Work to complete
After counting the lines below that contain "Menedżer", reply with that number alone.

(Web page and app entries)

- Opening Delimiter -

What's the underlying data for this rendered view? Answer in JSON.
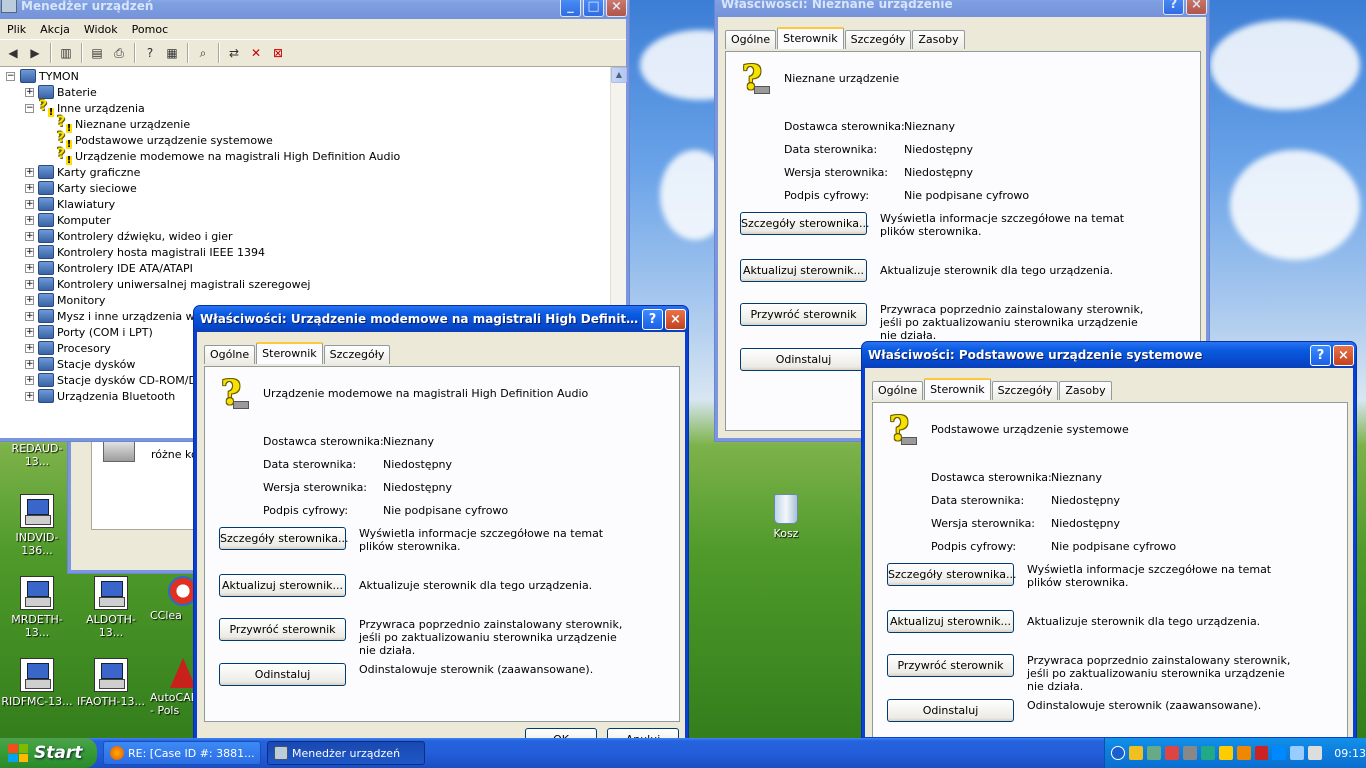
{
  "desktop": {
    "icons": [
      {
        "label": "REDAUD-13..."
      },
      {
        "label": "INDVID-136..."
      },
      {
        "label": "MRDETH-13..."
      },
      {
        "label": "ALDOTH-13..."
      },
      {
        "label": "CClea"
      },
      {
        "label": "RIDFMC-13..."
      },
      {
        "label": "IFAOTH-13..."
      },
      {
        "label": "AutoCAD"
      },
      {
        "label": "- Pols"
      },
      {
        "label": "Kosz"
      }
    ]
  },
  "device_manager": {
    "title": "Menedżer urządzeń",
    "menu": [
      "Plik",
      "Akcja",
      "Widok",
      "Pomoc"
    ],
    "tree": {
      "root": "TYMON",
      "items": [
        {
          "label": "Baterie",
          "level": 1,
          "expander": "+"
        },
        {
          "label": "Inne urządzenia",
          "level": 1,
          "expander": "−"
        },
        {
          "label": "Nieznane urządzenie",
          "level": 2
        },
        {
          "label": "Podstawowe urządzenie systemowe",
          "level": 2
        },
        {
          "label": "Urządzenie modemowe na magistrali High Definition Audio",
          "level": 2
        },
        {
          "label": "Karty graficzne",
          "level": 1,
          "expander": "+"
        },
        {
          "label": "Karty sieciowe",
          "level": 1,
          "expander": "+"
        },
        {
          "label": "Klawiatury",
          "level": 1,
          "expander": "+"
        },
        {
          "label": "Komputer",
          "level": 1,
          "expander": "+"
        },
        {
          "label": "Kontrolery dźwięku, wideo i gier",
          "level": 1,
          "expander": "+"
        },
        {
          "label": "Kontrolery hosta magistrali IEEE 1394",
          "level": 1,
          "expander": "+"
        },
        {
          "label": "Kontrolery IDE ATA/ATAPI",
          "level": 1,
          "expander": "+"
        },
        {
          "label": "Kontrolery uniwersalnej magistrali szeregowej",
          "level": 1,
          "expander": "+"
        },
        {
          "label": "Monitory",
          "level": 1,
          "expander": "+"
        },
        {
          "label": "Mysz i inne urządzenia wskaz",
          "level": 1,
          "expander": "+"
        },
        {
          "label": "Porty (COM i LPT)",
          "level": 1,
          "expander": "+"
        },
        {
          "label": "Procesory",
          "level": 1,
          "expander": "+"
        },
        {
          "label": "Stacje dysków",
          "level": 1,
          "expander": "+"
        },
        {
          "label": "Stacje dysków CD-ROM/DVD",
          "level": 1,
          "expander": "+"
        },
        {
          "label": "Urządzenia Bluetooth",
          "level": 1,
          "expander": "+"
        }
      ]
    }
  },
  "behind_window": {
    "text": "różne kon"
  },
  "dialog_unknown": {
    "title": "Właściwości: Nieznane urządzenie",
    "tabs": [
      "Ogólne",
      "Sterownik",
      "Szczegóły",
      "Zasoby"
    ],
    "device_name": "Nieznane urządzenie",
    "fields": [
      {
        "label": "Dostawca sterownika:",
        "value": "Nieznany"
      },
      {
        "label": "Data sterownika:",
        "value": "Niedostępny"
      },
      {
        "label": "Wersja sterownika:",
        "value": "Niedostępny"
      },
      {
        "label": "Podpis cyfrowy:",
        "value": "Nie podpisane cyfrowo"
      }
    ],
    "buttons": [
      {
        "label": "Szczegóły sterownika...",
        "desc": "Wyświetla informacje szczegółowe na temat plików sterownika."
      },
      {
        "label": "Aktualizuj sterownik...",
        "desc": "Aktualizuje sterownik dla tego urządzenia."
      },
      {
        "label": "Przywróć sterownik",
        "desc": "Przywraca poprzednio zainstalowany sterownik, jeśli po zaktualizowaniu sterownika urządzenie nie działa."
      },
      {
        "label": "Odinstaluj",
        "desc": ""
      }
    ]
  },
  "dialog_modem": {
    "title": "Właściwości: Urządzenie modemowe na magistrali High Definition A...",
    "tabs": [
      "Ogólne",
      "Sterownik",
      "Szczegóły"
    ],
    "device_name": "Urządzenie modemowe na magistrali High Definition Audio",
    "fields": [
      {
        "label": "Dostawca sterownika:",
        "value": "Nieznany"
      },
      {
        "label": "Data sterownika:",
        "value": "Niedostępny"
      },
      {
        "label": "Wersja sterownika:",
        "value": "Niedostępny"
      },
      {
        "label": "Podpis cyfrowy:",
        "value": "Nie podpisane cyfrowo"
      }
    ],
    "buttons": [
      {
        "label": "Szczegóły sterownika...",
        "desc": "Wyświetla informacje szczegółowe na temat plików sterownika."
      },
      {
        "label": "Aktualizuj sterownik...",
        "desc": "Aktualizuje sterownik dla tego urządzenia."
      },
      {
        "label": "Przywróć sterownik",
        "desc": "Przywraca poprzednio zainstalowany sterownik, jeśli po zaktualizowaniu sterownika urządzenie nie działa."
      },
      {
        "label": "Odinstaluj",
        "desc": "Odinstalowuje sterownik (zaawansowane)."
      }
    ],
    "ok": "OK",
    "cancel": "Anuluj"
  },
  "dialog_system": {
    "title": "Właściwości: Podstawowe urządzenie systemowe",
    "tabs": [
      "Ogólne",
      "Sterownik",
      "Szczegóły",
      "Zasoby"
    ],
    "device_name": "Podstawowe urządzenie systemowe",
    "fields": [
      {
        "label": "Dostawca sterownika:",
        "value": "Nieznany"
      },
      {
        "label": "Data sterownika:",
        "value": "Niedostępny"
      },
      {
        "label": "Wersja sterownika:",
        "value": "Niedostępny"
      },
      {
        "label": "Podpis cyfrowy:",
        "value": "Nie podpisane cyfrowo"
      }
    ],
    "buttons": [
      {
        "label": "Szczegóły sterownika...",
        "desc": "Wyświetla informacje szczegółowe na temat plików sterownika."
      },
      {
        "label": "Aktualizuj sterownik...",
        "desc": "Aktualizuje sterownik dla tego urządzenia."
      },
      {
        "label": "Przywróć sterownik",
        "desc": "Przywraca poprzednio zainstalowany sterownik, jeśli po zaktualizowaniu sterownika urządzenie nie działa."
      },
      {
        "label": "Odinstaluj",
        "desc": "Odinstalowuje sterownik (zaawansowane)."
      }
    ]
  },
  "taskbar": {
    "start": "Start",
    "tasks": [
      {
        "label": "RE: [Case ID #: 3881...",
        "active": false
      },
      {
        "label": "Menedżer urządzeń",
        "active": true
      }
    ],
    "clock": "09:13"
  },
  "colors": {
    "title_active": "#0a5be0",
    "title_inactive": "#7f9fe3",
    "window_bg": "#ece9d8",
    "start_green": "#389d38"
  }
}
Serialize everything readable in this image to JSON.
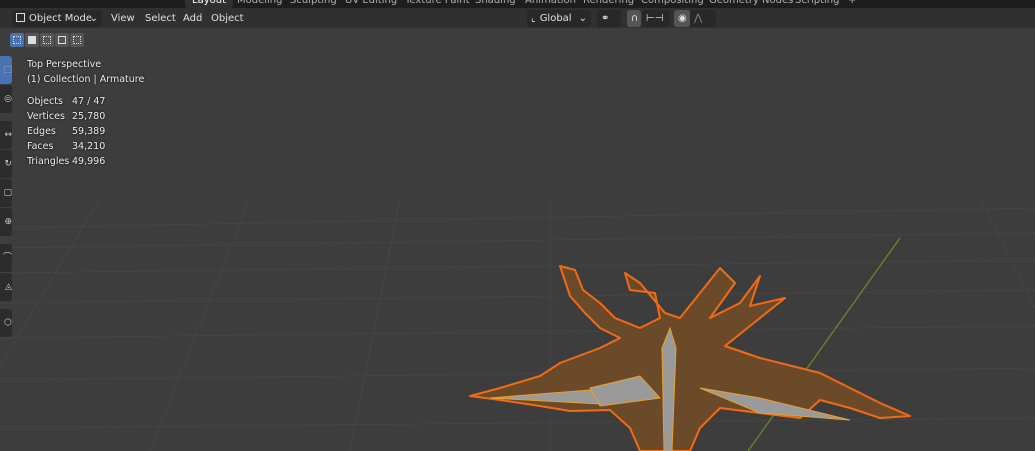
{
  "workspace_tabs": [
    "Layout",
    "Modeling",
    "Sculpting",
    "UV Editing",
    "Texture Paint",
    "Shading",
    "Animation",
    "Rendering",
    "Compositing",
    "Geometry Nodes",
    "Scripting",
    "+"
  ],
  "active_tab": "Layout",
  "header": {
    "mode": "Object Mode",
    "menus": [
      "View",
      "Select",
      "Add",
      "Object"
    ],
    "orientation": "Global"
  },
  "overlay": {
    "view": "Top Perspective",
    "collection": "(1) Collection | Armature",
    "stats": [
      {
        "label": "Objects",
        "value": "47 / 47"
      },
      {
        "label": "Vertices",
        "value": "25,780"
      },
      {
        "label": "Edges",
        "value": "59,389"
      },
      {
        "label": "Faces",
        "value": "34,210"
      },
      {
        "label": "Triangles",
        "value": "49,996"
      }
    ]
  },
  "colors": {
    "accent": "#4772b3",
    "selection": "#f36a16",
    "y_axis": "#6b8e23"
  }
}
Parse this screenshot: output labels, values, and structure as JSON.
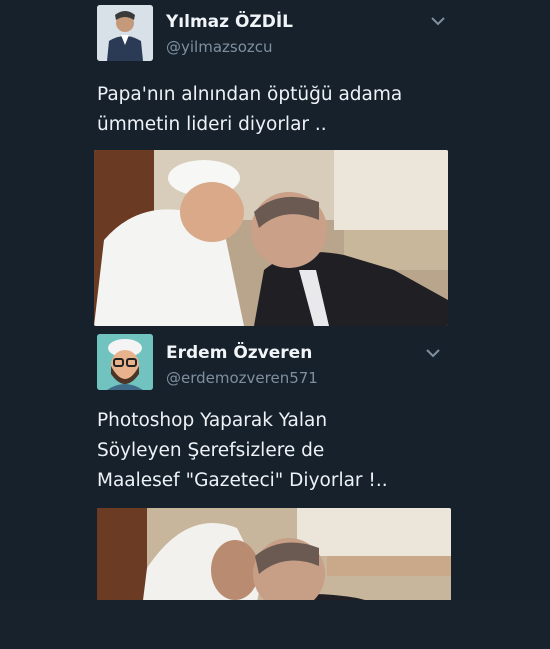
{
  "tweets": [
    {
      "name": "Yılmaz ÖZDİL",
      "handle": "@yilmazsozcu",
      "text_lines": [
        "Papa'nın alnından öptüğü adama",
        "ümmetin lideri diyorlar .."
      ],
      "avatar_icon": "profile-photo",
      "menu_icon": "chevron-down-icon"
    },
    {
      "name": "Erdem Özveren",
      "handle": "@erdemozveren571",
      "text_lines": [
        "Photoshop Yaparak Yalan",
        "Söyleyen Şerefsizlere de",
        "Maalesef \"Gazeteci\" Diyorlar !.."
      ],
      "avatar_icon": "cartoon-avatar",
      "menu_icon": "chevron-down-icon"
    }
  ],
  "colors": {
    "background": "#16212c",
    "name": "#f2f5f8",
    "handle": "#7f8f9e",
    "text": "#eef2f6"
  }
}
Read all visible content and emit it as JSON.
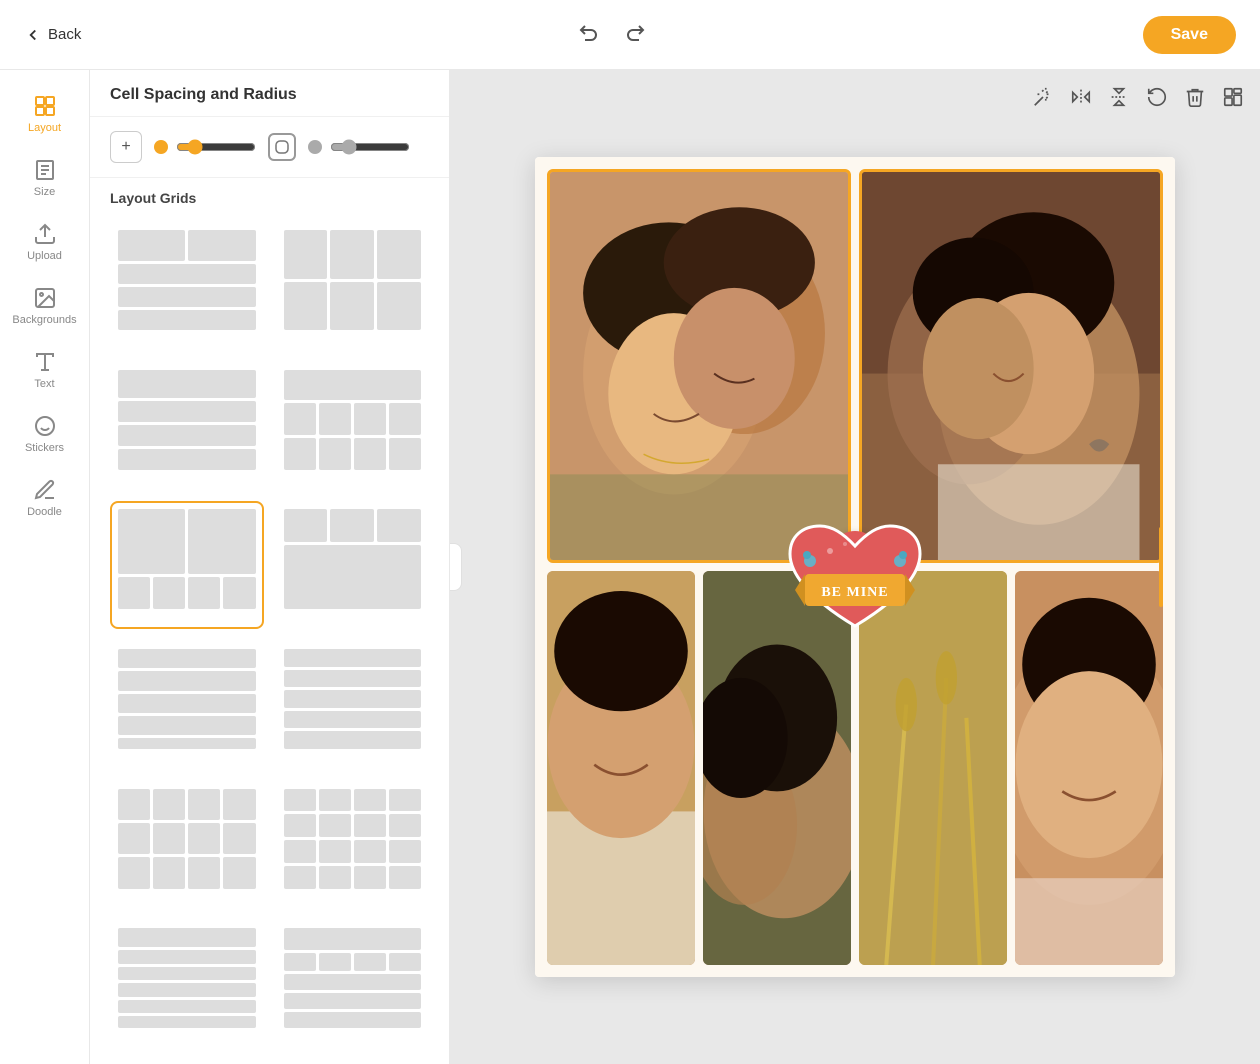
{
  "app": {
    "back_label": "Back",
    "save_label": "Save"
  },
  "panel": {
    "title": "Cell Spacing and Radius",
    "spacing_value": 5,
    "radius_value": 5,
    "section_label": "Layout Grids"
  },
  "nav": {
    "items": [
      {
        "id": "layout",
        "label": "Layout",
        "icon": "grid",
        "active": true
      },
      {
        "id": "size",
        "label": "Size",
        "icon": "size"
      },
      {
        "id": "upload",
        "label": "Upload",
        "icon": "upload"
      },
      {
        "id": "backgrounds",
        "label": "Backgrounds",
        "icon": "backgrounds"
      },
      {
        "id": "text",
        "label": "Text",
        "icon": "text"
      },
      {
        "id": "stickers",
        "label": "Stickers",
        "icon": "stickers"
      },
      {
        "id": "doodle",
        "label": "Doodle",
        "icon": "doodle"
      }
    ]
  },
  "toolbar": {
    "icons": [
      "magic",
      "flip-h",
      "flip-v",
      "rotate",
      "delete",
      "layout-switch"
    ]
  },
  "grid_templates": [
    {
      "id": 1,
      "selected": false
    },
    {
      "id": 2,
      "selected": false
    },
    {
      "id": 3,
      "selected": false
    },
    {
      "id": 4,
      "selected": false
    },
    {
      "id": 5,
      "selected": true
    },
    {
      "id": 6,
      "selected": false
    },
    {
      "id": 7,
      "selected": false
    },
    {
      "id": 8,
      "selected": false
    },
    {
      "id": 9,
      "selected": false
    },
    {
      "id": 10,
      "selected": false
    },
    {
      "id": 11,
      "selected": false
    },
    {
      "id": 12,
      "selected": false
    }
  ],
  "sticker": {
    "be_mine_text": "BE MINE"
  }
}
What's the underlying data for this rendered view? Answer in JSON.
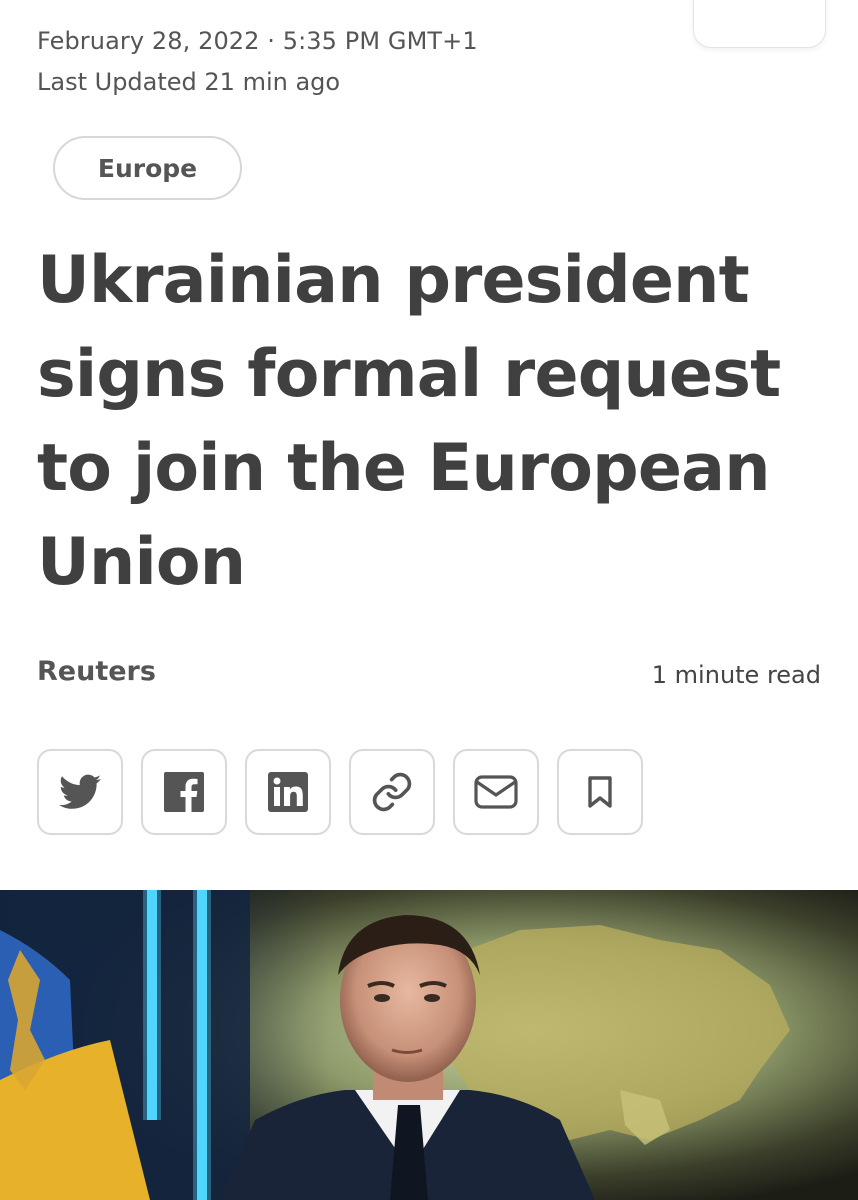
{
  "meta": {
    "dateline": "February 28, 2022 · 5:35 PM GMT+1",
    "last_updated": "Last Updated 21 min ago"
  },
  "category": "Europe",
  "headline": "Ukrainian president signs formal request to join the European Union",
  "byline": "Reuters",
  "read_time": "1 minute read",
  "share_buttons": [
    {
      "icon": "twitter-icon"
    },
    {
      "icon": "facebook-icon"
    },
    {
      "icon": "linkedin-icon"
    },
    {
      "icon": "link-icon"
    },
    {
      "icon": "mail-icon"
    },
    {
      "icon": "bookmark-icon"
    }
  ],
  "colors": {
    "text": "#404040",
    "muted": "#555555",
    "border": "#d9d9d9"
  }
}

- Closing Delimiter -

Solution to the exercise
2